  3.  Some specifics re the Taylor Energy site (see more details in the full article at The map of four flight tracks gives the true path of the part of the meandering 15-30-meter-wide band of thick rainbow sheen at this chronic pollution site that we followed.  We first flew up to the buoy at its northeast point of apparent beginning “the NE buoy”), then flew along the thickest band of oil we saw, moving southward. We do not know if there was significantly more oil east of our ~10-nm-long path southward. However, at about 10 nm southward, after we had found lots of oil sargassum mixed in with the oil at what seemed to be a natural convergence line along our path, we noticed heavy oil continuing eastward, and we followed it for about 5.5 nm.  Thus you see another large “loop” in our flight tracks beginning about 10 nm south from the NE buoy and going about 5.5 nm eastward. The oil continued eastward at that point, but we stopped following it because of time constraints on our flight, since we wanted to fly another 50 nm or so southward to check on some other locations of sheen that we had noticed the previous Friday May 24 on a whale-shark survey flight (see the flight log in the article for 2013 May 24).  As explained in our full article for today, the path of oil we followed alone was about 30 nm long, as proven by the details of our flight tracks. Since the line of rainbow oil along our tracks was between 15 and 30 m wide at all points along our flight, that would mean that the area of oil we witnessed was between 225 and 450 acres.  It is commonly assumed that for oil to be clearly visible on water from an altitude of 1000’-1500’ above, its thickness must be at least 1 micron. An acres of 1-micron thick substance is comparable to a volume of approximately 1 gallon.

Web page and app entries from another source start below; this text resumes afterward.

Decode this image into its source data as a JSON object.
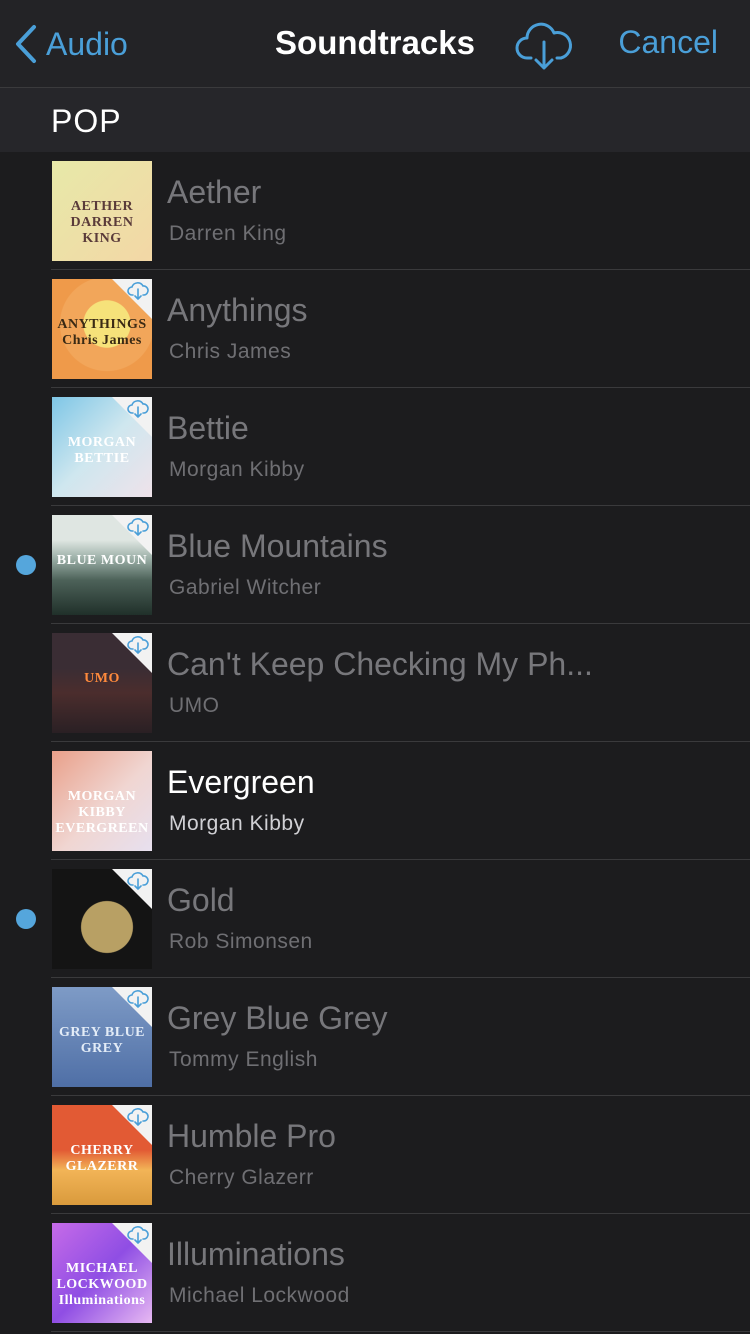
{
  "nav": {
    "back_label": "Audio",
    "title": "Soundtracks",
    "download_icon": "cloud-download-icon",
    "cancel_label": "Cancel",
    "accent_color": "#4a9fd8"
  },
  "section": {
    "title": "POP"
  },
  "tracks": [
    {
      "title": "Aether",
      "artist": "Darren King",
      "art_text": "AETHER DARREN KING",
      "cloud": false,
      "dot": false,
      "active": false
    },
    {
      "title": "Anythings",
      "artist": "Chris James",
      "art_text": "ANYTHINGS Chris James",
      "cloud": true,
      "dot": false,
      "active": false
    },
    {
      "title": "Bettie",
      "artist": "Morgan Kibby",
      "art_text": "MORGAN BETTIE",
      "cloud": true,
      "dot": false,
      "active": false
    },
    {
      "title": "Blue Mountains",
      "artist": "Gabriel Witcher",
      "art_text": "BLUE MOUN",
      "cloud": true,
      "dot": true,
      "active": false
    },
    {
      "title": "Can't Keep Checking My Ph...",
      "artist": "UMO",
      "art_text": "UMO",
      "cloud": true,
      "dot": false,
      "active": false
    },
    {
      "title": "Evergreen",
      "artist": "Morgan Kibby",
      "art_text": "MORGAN KIBBY EVERGREEN",
      "cloud": false,
      "dot": false,
      "active": true
    },
    {
      "title": "Gold",
      "artist": "Rob Simonsen",
      "art_text": "",
      "cloud": true,
      "dot": true,
      "active": false
    },
    {
      "title": "Grey Blue Grey",
      "artist": "Tommy English",
      "art_text": "GREY BLUE GREY",
      "cloud": true,
      "dot": false,
      "active": false
    },
    {
      "title": "Humble Pro",
      "artist": "Cherry Glazerr",
      "art_text": "CHERRY GLAZERR",
      "cloud": true,
      "dot": false,
      "active": false
    },
    {
      "title": "Illuminations",
      "artist": "Michael Lockwood",
      "art_text": "MICHAEL LOCKWOOD Illuminations",
      "cloud": true,
      "dot": false,
      "active": false
    }
  ],
  "artwork_styles": [
    {
      "bg": "linear-gradient(135deg,#e7e9a8,#f3d7a6)",
      "fg": "#5a3b3a"
    },
    {
      "bg": "radial-gradient(circle at 55% 45%,#f6e27a 0 30%,#f2a65a 31% 60%,#ef9a4a 61%)",
      "fg": "#3a2a14"
    },
    {
      "bg": "linear-gradient(135deg,#7ec6e6,#cfe7ef 50%,#efe2ea)",
      "fg": "#ffffff"
    },
    {
      "bg": "linear-gradient(180deg,#dfe6e2 0 25%,#96aaa2 45%,#4d6259 65%,#20302a)",
      "fg": "#ffffff"
    },
    {
      "bg": "linear-gradient(180deg,#3a2d34 0 35%,#4b2d2d 60%,#2a2024)",
      "fg": "#ff8a3c"
    },
    {
      "bg": "linear-gradient(135deg,#e9a08a,#f0d6d2 55%,#e7e0ef)",
      "fg": "#ffffff"
    },
    {
      "bg": "radial-gradient(circle at 55% 58%,#b8a064 0 32%,#141414 33%)",
      "fg": "#b8a064"
    },
    {
      "bg": "linear-gradient(180deg,#7e9bc6,#4f6fa6)",
      "fg": "#e3ecf7"
    },
    {
      "bg": "linear-gradient(180deg,#e25a34 0 45%,#f2b457 65%,#d99a3c)",
      "fg": "#ffffff"
    },
    {
      "bg": "linear-gradient(135deg,#c66be8,#8f4ee4 50%,#e7b9f2)",
      "fg": "#ffffff"
    }
  ],
  "dot_color": "#55a6dc"
}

Thus, our flight path alone was witness to between 225 and 450 gallons of surface oil.
  4. SPERM WHALE!  We saw one long, large sperm whale cruising, near the southern most point of today, approximately N28.0° W89.17° at just before 1pm CDT (our GPS waypoint #604).  Enjoy the photos

  5. Several interesting vessels (e.g., HELIX) and platforms noted today; see the log below for their coordinates and times seen.






* = Notes from 20130524 flight





Saw lines, but clouds and haze interfered.
*OIL sheen, extensive, arcs from NE ~2 nm then back up to NW for ~1 nm





No rainbow seen.
*RAINBOW sheen in part of above sheen (#580)





Some sheen lines, but visibility poor.
* Huge area of sheen, NE-SW ~ 4 nm, 100m+ wide (we passed through central area SW-NE)





Line of sheen





Sheen seen, but cloud shadows and haze interfered.
* OIL - Rainbow, S-N curve, ~ 20-30 m wide (W-E)





None seen.
*Surface sheen, NE-SW ~0.5 nm, ~20 m wide.





None Seen.
* Surface oil sheen, NE-SW ~4 nm and then also to the W extending about 3 nm. HUGE!  (This is well south--maybe 10 nm south-- of the Taylor slick, but as large or larger!)





(Taylor Energy) We followed a line of heavy rainbow sheen extensively! (See article above for details including coordinates and map of start and finish of track with rainbow sheen.) We tracked the heaviest rainbow sheen for at least 29.9 nm, never doubling up on our tracks.
* Taylor Energy slick, flew to buoy at NE end.





None seen
*Rainbow oil slick, W-E ~100m x 10 m





None seen (clouds/haze)
*Sheen extending from platform NW-SE ~ 4 m x 200 m





None Seen
*Surface sheen





Rainbow sheen throughout Taylor - our flight paralleled it extensively.





Much sargassum here, with the oil.





Sargassum with the rainbow sheen.





Green-Blue water line





HELIX vessel





Noble Amos Runner + 2 supply boats (Ocean Patriot &Cheramie Botruc 41), + 1 fishing boat





Noble Jim Day+ supply boat (C Leader) + 1 fishing boat





SPERM WHALE! (single)





? 3 sharks? (not hammerhead)





Brownish-red streaks/plumes near surface (S of Grand Isle ~20 nm)


NOTE on estimating oil sheen/slick volumes:
1 acre x 1 micron ~ 1 gal.   263 gal = 1 m
3 = 1 micron x 1 km2; 1042 gal = 1 micron x 1 nm2;

1 nm ~ 2 km ~ 6000 ft ~ 1.15 statute mile (sm).  (1 micron is easily visible from above.)

1 acre ~ 36,000 ft2 ~ 120 ft x 300 ft ~ 30 m x 100 m.   1000 acres ~ 4 km2 ~ 1 nm2.